At the same time, as we pointed out in our introductory remarks, Ueshiba Sensei incorporated essential features of the classical bushi model into his Aikido which make it a “budo” in the true sense of the word. The personality traits that characterized such a formidable individual as the master samurai were invariably linked with his having come to grips with the fear of death. It is a concern for this issue that is at the very heart of the concept of budo. Zen provided the metaphysical perspective necessary for the attainment of this goal, which, having been realized, led to one’s living life fundamentally indifferent toward matters of life and death. (As we have seen, the moral difficulty involved with this approach was that, in its application, it not only referred to the warrior’s attitude toward his own life, but also meant that he felt justified in taking another’s life “indifferently.”) In such a psychological state, crisis situations and daily life events were confronted with the same serenity of mind. O-Sensei experienced life-and-death confrontations firsthand on a number of occasions: as a foot soldier during the Russo-Japanese War; while in Hokkaido facing severe climatic conditions and outlaw assaults; when imprisoned for treason in Manchuria with the ill-fated expedition of Reverend Onisaburo Deguchi. His character, too, bore the indelible mark of one who has transcended this most basic of human fears. The Founder was fully aware of the import in terms of spiritual development of the psychological tension produced under crisis situations and conceived of training in the dojo in that light:

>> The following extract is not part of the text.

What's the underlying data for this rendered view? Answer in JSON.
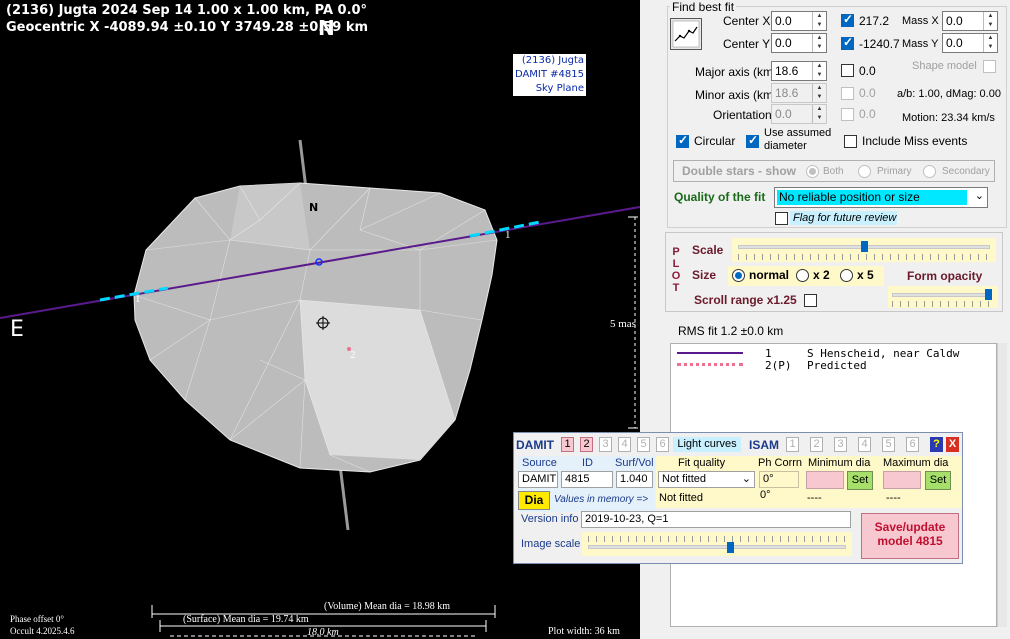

…Training, in every respect, (can be) described as a time of extreme crisis, of severe trial, and of intense study. Therefore, its principal object is the attainment of the Way (whence) one may skillfully journey to and from the arena of life and death, transcend the concept of life and death, (whence one may) even enter into the jaws of death whatever situation of extreme crisis (may arise), acting easily and clearly just as if under ordinary circumstances.
The Secrets of Aikijujutsu, Moritaka Ueshiba, 1933, privately published.

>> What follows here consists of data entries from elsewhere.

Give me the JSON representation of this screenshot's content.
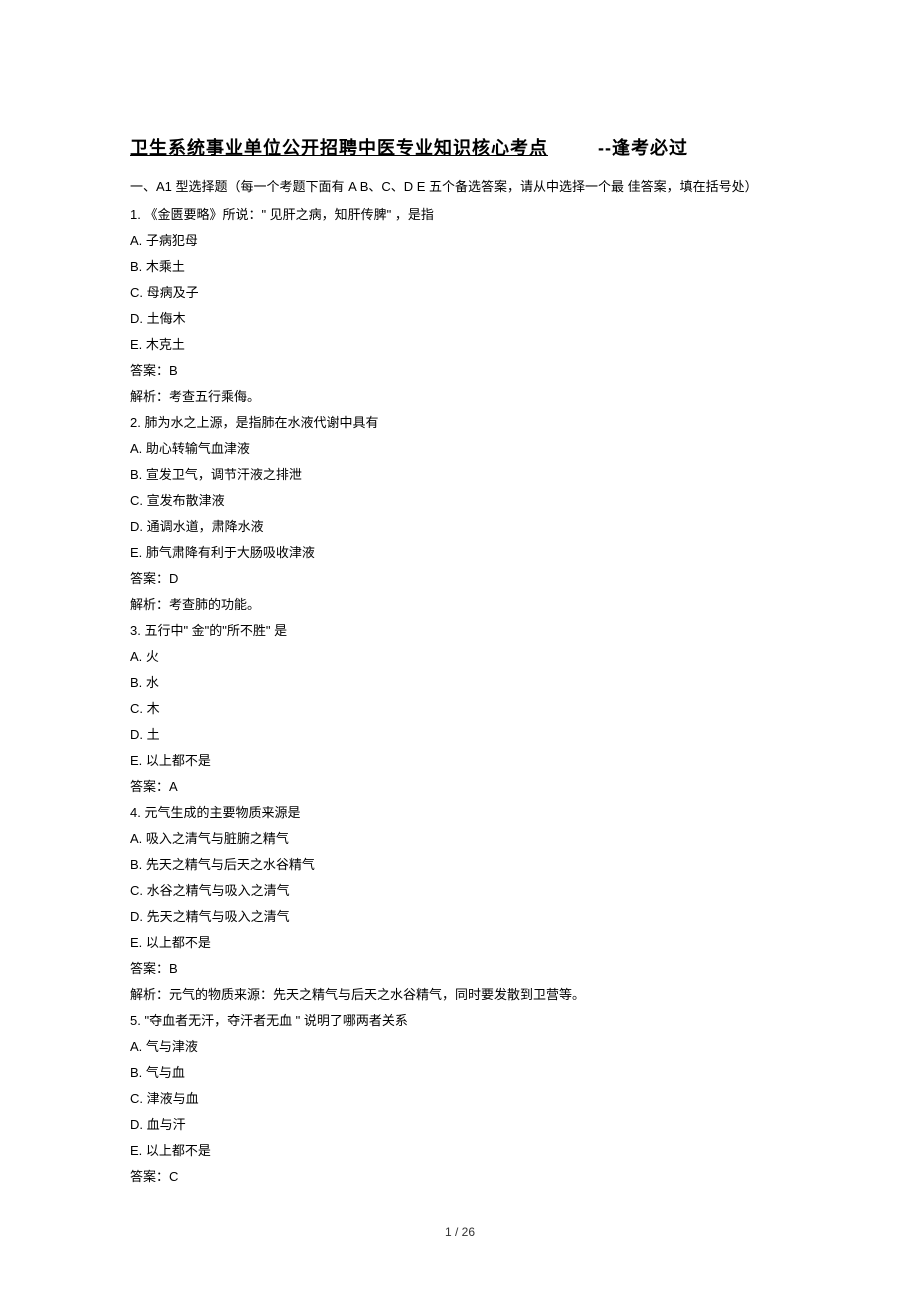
{
  "title_part1": "卫生系统事业单位公开招聘中医专业知识核心考点",
  "title_part2": "--逢考必过",
  "instruction": "一、A1 型选择题（每一个考题下面有 A B、C、D E 五个备选答案，请从中选择一个最 佳答案，填在括号处）",
  "questions": [
    {
      "num": "1.",
      "text": "《金匮要略》所说：\" 见肝之病，知肝传脾\" ，是指",
      "options": [
        "A.  子病犯母",
        "B.  木乘土",
        "C.  母病及子",
        "D.  土侮木",
        "E.  木克土"
      ],
      "answer": "答案：B",
      "analysis": "解析：考查五行乘侮。"
    },
    {
      "num": "2.",
      "text": "肺为水之上源，是指肺在水液代谢中具有",
      "options": [
        "A.  助心转输气血津液",
        "B.  宣发卫气，调节汗液之排泄",
        "C.  宣发布散津液",
        "D.  通调水道，肃降水液",
        "E.  肺气肃降有利于大肠吸收津液"
      ],
      "answer": "答案：D",
      "analysis": "解析：考查肺的功能。"
    },
    {
      "num": "3.",
      "text": "五行中\" 金\"的\"所不胜\" 是",
      "options": [
        "A.  火",
        "B.  水",
        "C.  木",
        "D.  土",
        "E.  以上都不是"
      ],
      "answer": "答案：A",
      "analysis": ""
    },
    {
      "num": "4.",
      "text": "元气生成的主要物质来源是",
      "options": [
        "A.  吸入之清气与脏腑之精气",
        "B.  先天之精气与后天之水谷精气",
        "C.  水谷之精气与吸入之清气",
        "D.  先天之精气与吸入之清气",
        "E.  以上都不是"
      ],
      "answer": "答案：B",
      "analysis": "解析：元气的物质来源：先天之精气与后天之水谷精气，同时要发散到卫营等。"
    },
    {
      "num": "5.",
      "text": "\"夺血者无汗，夺汗者无血 \" 说明了哪两者关系",
      "options": [
        "A.  气与津液",
        "B.  气与血",
        "C.  津液与血",
        "D.  血与汗",
        "E.  以上都不是"
      ],
      "answer": "答案：C",
      "analysis": ""
    }
  ],
  "page_number": "1 / 26"
}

I believe that the qualities of loyalty and service, so noble in concept, yet so readily abused in reality, prominent in the traditional martial arts are still relevant in the context of Aikido. However, in Aikido, “loyalty” and “service” are instead rendered to the ideals of personal and social betterment, not to superiors or governments, where the individual never forfeits his decision-making responsibility. In summary, then, O-Sensei conceived of Aikido both as a “Way” to promote individual growth and as a means of propagating a model of social harmony. The socio-ethical implications of such a humanistic philosophy attached to a viable martial art form practiced by significant numbers of persons are far-reaching.
Tsuchiura, Japan, April 1978
*Hagakure: a collection of 18th century writings containing moral and practical instruction for samurai as well as information on social history and the exploits of specific warriors.